Isostomyia Coquillett, 1906



Generic abbreviation: Is.

Type species: Aedes perturbans Williston

Etymology: not stated [poss. ref. to iso- the same, “Proboscis, feet and abdomen wholly black-scaled”].

The genus Isostomyia comprises only four valid species: Is. espini (Martini), Is. lunata (Theobald), Is. paranensis (Brèthes) and Is. perturbans (Williston). Before finally being elevated to generic status by Harbach and Peyton in 1993, these four species were first pulled from the genus Trichoprosopon by Zavortink in 1979, and placed as a subgenus of Runchomyia. Based on morphology, Isostomyia, Shannonia and Runchomyia (Ctenogoeldia) appear most closely related. Larvae of Isostomyia paranensis seta 9–12-T share a common plate with 13-Tan unusual character only present in Kimia and Trichoprosopon. Except for their muted greenish-blue head scales, species of the genus Isostomyia are incredibly dull compared with other members of the tribe Sabethini.


DIAGNOSTIC CHARACTERS  (Click photos to view; mouse over and click large photo to zoom in.)

ADULT (illustrated): Head: Dorsal head scales with muted green to blue reflective colors. Thorax: Scutum with broad, flat scales; posterior postpronotal setae absent; dorsal margin of hindcoxa (C-III) about level with base of mesepimeronLegs: Fe-I shorter than proboscis; Ta-IIII15 all dark

LARVA (not illustrated): Head: Maxillary brush (MxB) elements coalesced into a claw. Terminal segments: Seta 6-S strongly developed, recurved at tip; pecten scales fine and hair-like; seta 3-X branched







adult mosquito key icon

WRBU – Genera – Global – Adult

larval key icon

WRBU – Genera – Global – Larva

adult mosquito key icon

WRBU – Genera – Neotropical – Adult

larval key icon

WRBU – Genera – Neotropical – Larva

Exemplar DNA sequences





In all Isostomyia larvae, the elements of the maxillary brush have fused to form a strong claw, strongly indicative of predation. Isostomyia espini are typically found in the leaf axils of aroids (Philodendron), whereas Is. paranensis is found in marshy wetlands dominated by Scirpus giganteus plants.


Isostomyia espini females are attracted to CDC light traps, and will readily feed on humans, even entering houses to bite.

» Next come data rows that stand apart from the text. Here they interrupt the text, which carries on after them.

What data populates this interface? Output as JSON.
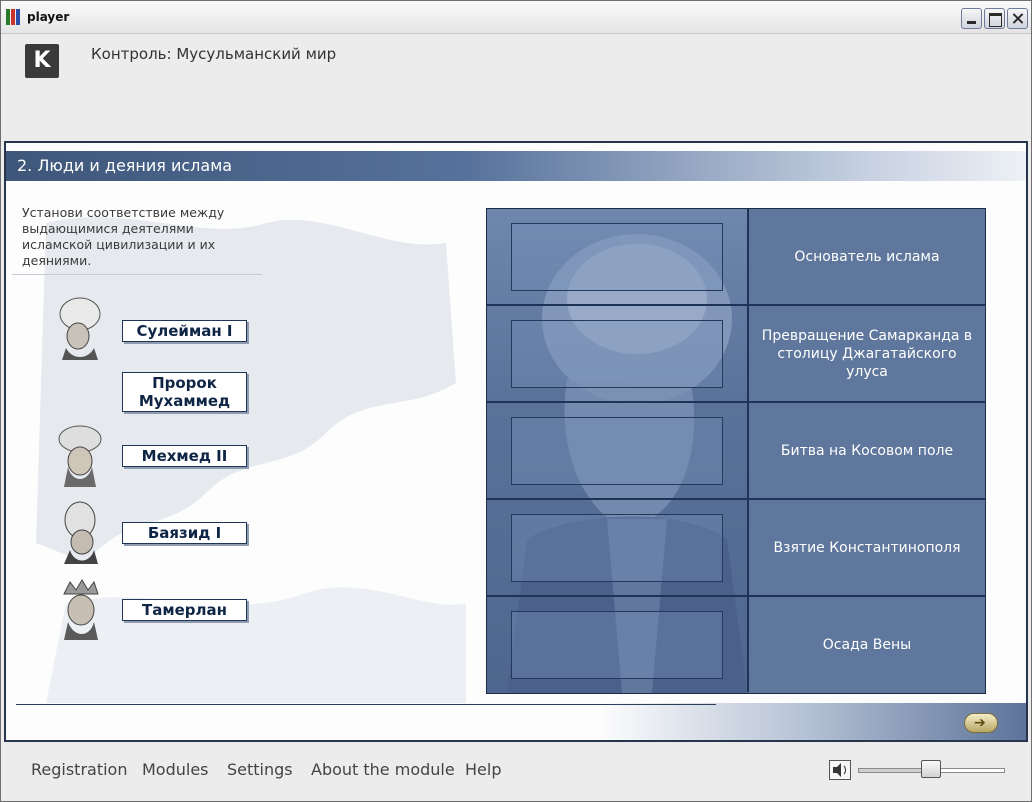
{
  "window": {
    "title": "player"
  },
  "header": {
    "course_title": "Контроль: Мусульманский мир",
    "logo_text": "K"
  },
  "section": {
    "title": "2. Люди и деяния ислама"
  },
  "instructions": "Установи соответствие между выдающимися деятелями исламской цивилизации и их деяниями.",
  "people": [
    {
      "name": "Сулейман I",
      "portrait": true
    },
    {
      "name": "Пророк Мухаммед",
      "portrait": false
    },
    {
      "name": "Мехмед II",
      "portrait": true
    },
    {
      "name": "Баязид I",
      "portrait": true
    },
    {
      "name": "Тамерлан",
      "portrait": true
    }
  ],
  "deeds": [
    "Основатель ислама",
    "Превращение Самарканда в столицу Джагатайского улуса",
    "Битва на Косовом поле",
    "Взятие Константинополя",
    "Осада Вены"
  ],
  "menu": [
    {
      "label": "Registration"
    },
    {
      "label": "Modules"
    },
    {
      "label": "Settings"
    },
    {
      "label": "About the module"
    },
    {
      "label": "Help"
    }
  ],
  "volume": {
    "level": 0.5
  },
  "colors": {
    "accent": "#3e5679",
    "board": "#5f779c",
    "card_text": "#0f2545"
  }
}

They can become numerous in rural villages, especially in those close to aroid plantations. In Is. paranensis, females will feed on people outdoors, but lab-reared females appeared autogenous, suggesting the species mates on the wing. Egg batches were of similar sizes following both blood-induced and autogenous oogenesis.

Associated Pathogens

*Associated pathogens: This list reports bacteria, viruses, and parasites recovered from, or experimentally passed through this species, and does not imply field vector status.


IMPORTANT REFERENCES (full citations below)

Zavortink 1979b: 12 (as subgenus of genus Runchomyia)

Harbach & Peyton 1993 (L mouthparts; classification, phylogeny; to genus)

Judd 1996 (phylogeny)

Harbach & Kitching 1998 (phylogeny)

Harbach & Peyton 2000 (phylogeny)






syn. Goeldia, subg. Isogoeldia Edwards 1930a: 301. Type species: Aedes perturbans Williston. Coquillett 1910.



Coquillett, D.W. (1910). The type-species of the North American genera of Diptera. Proceedings of the United States National Museum, 37, 499–647.

Edwards, F.W. (1930a). Mosquito notes. IX. Bulletin of Entomological Research, 21, 287–306.

Harbach, R.E. & Kitching, I.J. (1998). Phylogeny and classification of the Culicidae (Diptera). Systematic Entomology, 23(4), 327–370.

Harbach, R.E., & Peyton, E.L. (1993). Morphology and evolution of the larval maxilla and its importance in the classification of the Sabethini (Diptera: Culicidae). Mosquito Systematics, 25(1), 1–16.

Harbach, R.E., & Peyton, E.L. (2000). Systematics of Onirion, a new genus of Sabethini (Diptera: Culicidae) from the Neotropical region. Bulletin of the Natural History Museum London (Entomology), 69, 115–159.

Judd, D.J. (1996). Review of the systematics and phylogenetic relationships of the Sabethini (Diptera: Culicidae). Systematic Entomology, 21(2), 129–150.

Zavortink, T.J. (1979b). The new sabethine genus Johnbelkinia and A preliminary reclassification of the composite genus Trichoprosopon. Contributions of the American Entomological Institute, 17(1), 1–61.



Walter Reed Biosystematics Unit (Year). Isostomyia genus page. Walter Reed Biosystematics Unit Website,, accessed on [date (e.g. 03 February 2020) when you last viewed the site].